“Although Weaver’s paintings are technically still, they animate life, albeit in sudden and surprising ways. Take that red shadowed lover. His face has the intensity of synthetic flavoring, even if the specific taste remains elusive. And then there’s the orange beverage, which he sucks through a straw, itself outlined in a glowing yellow-white. I want to taste that orange drink. Its fluorescence evokes tangy juice. Just like the liquid that used to flow into my own childhood gullet. In this way the painting sends synthetic sugar waves through a viewer’s gray matter. This is painting as the transfiguration of a known world into something so vivid it becomes alien.”

M. Speed, ‘Marigold: Considering Grace Weaver’s Colors’, in Grace Weaver, exh. cat., Kunstpalais Erlangen, Erlangen; Oldenburger Kunstverein, Oldenburg; Bielefeld: Kerber Verlag, 2020, p. 27

see-saw

2016
oil on canvas
216 × 254 cm.; 85 x 100 in.

“Grace Weaver is interested in the relationships between people and spaces and in the state of togetherness, and less so in the examination of the individual. In that sense, the paintings reflect and are embedded in a network of relationships, just as each individual person is enmeshed in a society.”

M. Canbaz, ‘Heavy Painting: Weight and Affect, Ideals of Beauty and Social Tropes in Grace Weaver’s Painting’, in Grace Weaver, exh. cat., Kunstpalais Erlangen, Erlangen; Oldenburger Kunstverein, Oldenburg; Bielefeld: Kerber Verlag, 2020, p. 95

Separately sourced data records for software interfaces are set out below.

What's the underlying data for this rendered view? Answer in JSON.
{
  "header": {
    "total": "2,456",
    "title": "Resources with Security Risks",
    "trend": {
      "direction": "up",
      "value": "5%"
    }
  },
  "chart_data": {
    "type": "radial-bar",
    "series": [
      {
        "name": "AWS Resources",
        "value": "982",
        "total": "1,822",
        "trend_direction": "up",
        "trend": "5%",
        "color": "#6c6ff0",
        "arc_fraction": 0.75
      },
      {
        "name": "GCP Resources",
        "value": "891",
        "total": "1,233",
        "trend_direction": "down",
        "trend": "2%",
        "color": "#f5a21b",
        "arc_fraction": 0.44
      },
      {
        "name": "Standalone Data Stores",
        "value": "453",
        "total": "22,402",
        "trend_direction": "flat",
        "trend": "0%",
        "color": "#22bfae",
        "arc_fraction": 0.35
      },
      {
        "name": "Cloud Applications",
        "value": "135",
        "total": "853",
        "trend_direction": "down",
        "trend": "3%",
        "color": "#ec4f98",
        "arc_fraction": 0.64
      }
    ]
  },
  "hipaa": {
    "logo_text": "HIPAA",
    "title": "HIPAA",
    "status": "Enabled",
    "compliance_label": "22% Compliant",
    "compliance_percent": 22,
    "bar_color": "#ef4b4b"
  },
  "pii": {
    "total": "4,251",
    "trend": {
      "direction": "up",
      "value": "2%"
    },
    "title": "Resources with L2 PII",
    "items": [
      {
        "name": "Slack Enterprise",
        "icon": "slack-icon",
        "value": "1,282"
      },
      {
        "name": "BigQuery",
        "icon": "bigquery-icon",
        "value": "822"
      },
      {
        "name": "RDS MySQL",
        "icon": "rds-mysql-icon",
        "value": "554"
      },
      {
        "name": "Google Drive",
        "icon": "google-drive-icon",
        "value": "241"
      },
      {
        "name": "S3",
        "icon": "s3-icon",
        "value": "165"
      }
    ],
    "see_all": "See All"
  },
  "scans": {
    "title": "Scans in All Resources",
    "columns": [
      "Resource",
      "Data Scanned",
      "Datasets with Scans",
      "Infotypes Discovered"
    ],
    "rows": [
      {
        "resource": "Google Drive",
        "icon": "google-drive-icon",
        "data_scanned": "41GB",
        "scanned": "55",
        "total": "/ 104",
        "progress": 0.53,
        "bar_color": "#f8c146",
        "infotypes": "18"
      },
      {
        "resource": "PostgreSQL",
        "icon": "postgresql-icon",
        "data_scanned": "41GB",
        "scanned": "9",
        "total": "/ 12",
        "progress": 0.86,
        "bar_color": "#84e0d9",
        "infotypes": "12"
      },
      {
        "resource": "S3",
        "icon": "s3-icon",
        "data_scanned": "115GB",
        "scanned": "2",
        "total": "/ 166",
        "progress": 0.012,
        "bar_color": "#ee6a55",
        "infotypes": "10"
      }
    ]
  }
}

profile

2015
oil on linen
120 x 100 cm.; 47 x 39 in.
Photo: Phoebe d´Heurle

“In the earliest stages of a painting, I spend a lot of time working in one or two colors, figuring out the composition. I start out more in the mode of an abstract painter, concerned mostly about the geometry and rhythm of the painting. It’s kind of like piecing together a puzzle, working through trial and error until all of the shapes come together. That happens before I’m even considering facial expressions or clothing or relationships. The individual figures arise as the residue of the activity of painting.”

G. Weaver in conversation with E. Pricco, “Grace Weaver: The Big Picture,” in Juxtapoz Magazine, Autumn 2018

lust for lite

2015
oil on linen
200 × 240 cm.; 78 3/4 x 94 1/2 in.

“It’s a transfixing enigma, the way that the scale of Weaver’s hues echoes a scale of sentiment implicit in the scenes depicted. The work’s personal, social, compositional, and chromatic content are built into a polyphonic chorus. The fact that this chorus hangs together so convincingly—that it achieves an uncanny sense of coherence despite each of its elements being so autonomously lucid—is one reason that these paintings grip viewers. There is an elaborate kind of intoxication on offer here. It is made from images, chromatic experiences, and compositional arrangements. But for any person who is not a Rococo daydreamer, it is realness that catalyzes the work’s effect.”

M. Speed, ‘Marigold: Considering Grace Weaver’s Colors’, in Grace Weaver, exh. cat., Kunstpalais Erlangen, Erlangen; Oldenburger Kunstverein, Oldenburg; Bielefeld: Kerber Verlag, 2020, p. 28


All works: © Grace Weaver. Courtesy of the artist; James Cohan, New York; and Soy Capitán, Berlin